I had come off 3 putting from 18 feet, hitting my first putt about 12 feet. This was my 2nd double bogey of the day through 12 holes, and my other was a 1 ft tap in miss. I was playing about as well as I can with a 41 front from the blues at Lederach. I hit a nice 3 wood on 13 to put myself 175 out on a dog leg left. I’m on a bit of a slope and chunk a 5 iron into the brush. Drop. Chunk a Pdub over so now I’m 40 yards out. Next I over hit the green into a trap. Duff sand shot 1. Get out and 3 putt for a 10. On the rage meter I flew past mad and was in hysteria / delirious.

As much as I try to stay calm in these situations, it’s impossible. Even when you tell yourself to be cool, you’re not. On my bad SW shot from 40, I Shee smashed twice and my playing partners could only watch in agony. There is nothing, literally nothing, that can make you feel better when the wheels are coming off in golf. It’s torture. I’m not an angry person but when your expectations are not matching the performance, it’s difficult to overcome the sinking feeling that your brain surrenders to. You hold onto the wheel as tight as you can hoping the crash isn’t that bad.

Why do I get mad about a golf round that has no purposeful outcome in my life? I don’t know. It’s an inner feeling. The point of the post is that even when you know that this is happening, being able to control it is what champions are made of. The poker term tilt is real, and even the best players, who are well aware of tilt, and can say they are not tilting, still tilt. Being able to control the level of tilt is the key.
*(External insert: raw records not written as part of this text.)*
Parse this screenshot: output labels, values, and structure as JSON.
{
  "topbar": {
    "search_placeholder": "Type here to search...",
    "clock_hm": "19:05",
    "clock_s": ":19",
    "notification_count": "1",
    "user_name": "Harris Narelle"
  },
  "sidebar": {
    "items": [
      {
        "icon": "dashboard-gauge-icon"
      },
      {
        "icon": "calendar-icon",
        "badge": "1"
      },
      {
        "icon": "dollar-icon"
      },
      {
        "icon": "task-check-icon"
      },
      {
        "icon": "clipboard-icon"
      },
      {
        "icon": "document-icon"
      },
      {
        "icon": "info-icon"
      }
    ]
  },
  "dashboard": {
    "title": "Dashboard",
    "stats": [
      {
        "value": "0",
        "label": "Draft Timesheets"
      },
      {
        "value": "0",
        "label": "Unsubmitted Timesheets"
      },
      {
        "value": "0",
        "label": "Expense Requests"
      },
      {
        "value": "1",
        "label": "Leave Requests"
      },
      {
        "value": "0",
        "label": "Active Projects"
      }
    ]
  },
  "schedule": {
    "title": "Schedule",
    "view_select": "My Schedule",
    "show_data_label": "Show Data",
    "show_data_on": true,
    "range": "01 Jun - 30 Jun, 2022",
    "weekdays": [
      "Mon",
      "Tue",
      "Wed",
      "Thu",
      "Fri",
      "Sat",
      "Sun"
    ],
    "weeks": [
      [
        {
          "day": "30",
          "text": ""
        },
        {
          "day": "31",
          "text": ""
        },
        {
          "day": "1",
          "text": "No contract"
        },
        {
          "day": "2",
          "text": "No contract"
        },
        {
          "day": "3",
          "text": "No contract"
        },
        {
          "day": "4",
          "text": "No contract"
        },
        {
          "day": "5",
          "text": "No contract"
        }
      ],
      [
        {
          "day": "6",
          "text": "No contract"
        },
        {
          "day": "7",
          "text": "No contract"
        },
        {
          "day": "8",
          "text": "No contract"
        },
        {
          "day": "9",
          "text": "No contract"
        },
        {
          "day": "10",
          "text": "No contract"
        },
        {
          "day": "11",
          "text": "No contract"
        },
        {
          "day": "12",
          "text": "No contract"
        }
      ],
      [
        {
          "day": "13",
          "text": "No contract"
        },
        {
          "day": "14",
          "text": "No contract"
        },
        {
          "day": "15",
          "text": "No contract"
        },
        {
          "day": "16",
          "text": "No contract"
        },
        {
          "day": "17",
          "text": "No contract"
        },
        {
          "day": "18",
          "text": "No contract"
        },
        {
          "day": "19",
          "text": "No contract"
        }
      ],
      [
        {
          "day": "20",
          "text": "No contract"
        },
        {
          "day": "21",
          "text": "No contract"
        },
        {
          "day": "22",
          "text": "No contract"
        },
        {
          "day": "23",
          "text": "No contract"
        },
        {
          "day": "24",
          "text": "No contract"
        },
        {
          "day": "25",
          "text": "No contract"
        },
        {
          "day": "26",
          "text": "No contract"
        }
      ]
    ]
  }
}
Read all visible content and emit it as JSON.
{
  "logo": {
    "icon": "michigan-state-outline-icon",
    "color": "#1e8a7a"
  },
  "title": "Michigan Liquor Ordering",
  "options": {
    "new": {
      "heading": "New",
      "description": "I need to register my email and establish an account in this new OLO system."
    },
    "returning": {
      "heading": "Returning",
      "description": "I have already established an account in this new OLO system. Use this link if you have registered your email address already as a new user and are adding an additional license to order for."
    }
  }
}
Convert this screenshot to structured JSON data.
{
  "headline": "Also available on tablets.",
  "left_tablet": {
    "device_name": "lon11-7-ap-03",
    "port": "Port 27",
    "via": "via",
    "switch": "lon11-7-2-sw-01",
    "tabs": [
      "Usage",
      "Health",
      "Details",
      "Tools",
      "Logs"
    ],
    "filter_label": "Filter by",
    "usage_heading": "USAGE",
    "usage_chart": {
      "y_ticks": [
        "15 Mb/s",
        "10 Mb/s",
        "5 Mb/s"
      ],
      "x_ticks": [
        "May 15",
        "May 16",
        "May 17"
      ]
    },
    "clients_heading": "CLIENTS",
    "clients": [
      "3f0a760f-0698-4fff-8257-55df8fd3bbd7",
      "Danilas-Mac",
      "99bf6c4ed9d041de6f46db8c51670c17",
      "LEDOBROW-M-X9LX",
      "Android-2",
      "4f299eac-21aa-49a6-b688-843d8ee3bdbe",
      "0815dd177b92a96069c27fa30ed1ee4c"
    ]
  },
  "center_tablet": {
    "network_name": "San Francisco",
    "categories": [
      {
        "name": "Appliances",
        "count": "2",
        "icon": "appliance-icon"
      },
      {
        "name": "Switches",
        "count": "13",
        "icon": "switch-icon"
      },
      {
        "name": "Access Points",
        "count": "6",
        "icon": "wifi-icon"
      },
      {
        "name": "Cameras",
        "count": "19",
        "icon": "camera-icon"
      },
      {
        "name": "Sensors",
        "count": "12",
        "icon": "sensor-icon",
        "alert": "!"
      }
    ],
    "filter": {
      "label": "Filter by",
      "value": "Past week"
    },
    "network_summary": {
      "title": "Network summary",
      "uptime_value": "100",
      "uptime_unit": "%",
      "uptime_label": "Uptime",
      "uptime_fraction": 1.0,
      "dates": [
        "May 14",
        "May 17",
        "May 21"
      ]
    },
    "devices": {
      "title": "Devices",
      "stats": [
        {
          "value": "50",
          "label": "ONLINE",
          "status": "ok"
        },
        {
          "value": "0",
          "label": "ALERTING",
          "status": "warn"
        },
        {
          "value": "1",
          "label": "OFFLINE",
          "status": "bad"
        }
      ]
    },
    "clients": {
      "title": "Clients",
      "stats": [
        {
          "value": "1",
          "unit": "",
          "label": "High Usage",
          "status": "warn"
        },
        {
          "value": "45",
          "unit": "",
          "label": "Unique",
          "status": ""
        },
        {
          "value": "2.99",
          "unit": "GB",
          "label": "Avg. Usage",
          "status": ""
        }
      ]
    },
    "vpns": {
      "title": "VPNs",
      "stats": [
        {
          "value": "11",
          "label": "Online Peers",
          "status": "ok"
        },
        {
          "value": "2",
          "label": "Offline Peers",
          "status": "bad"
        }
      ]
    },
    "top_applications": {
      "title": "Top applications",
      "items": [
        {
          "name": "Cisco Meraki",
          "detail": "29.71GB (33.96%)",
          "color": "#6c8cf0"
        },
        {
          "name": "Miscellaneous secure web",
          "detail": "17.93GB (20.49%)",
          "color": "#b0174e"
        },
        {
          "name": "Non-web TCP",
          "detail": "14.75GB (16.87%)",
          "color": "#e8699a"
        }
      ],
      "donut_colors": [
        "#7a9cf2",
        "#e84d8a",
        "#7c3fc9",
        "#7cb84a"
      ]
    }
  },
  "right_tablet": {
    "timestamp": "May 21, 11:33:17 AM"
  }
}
I’m still not quite there.

I’ll be betting big on the Chiefs today and hopefully Nelly Korda can hold the LPGA. Good luck!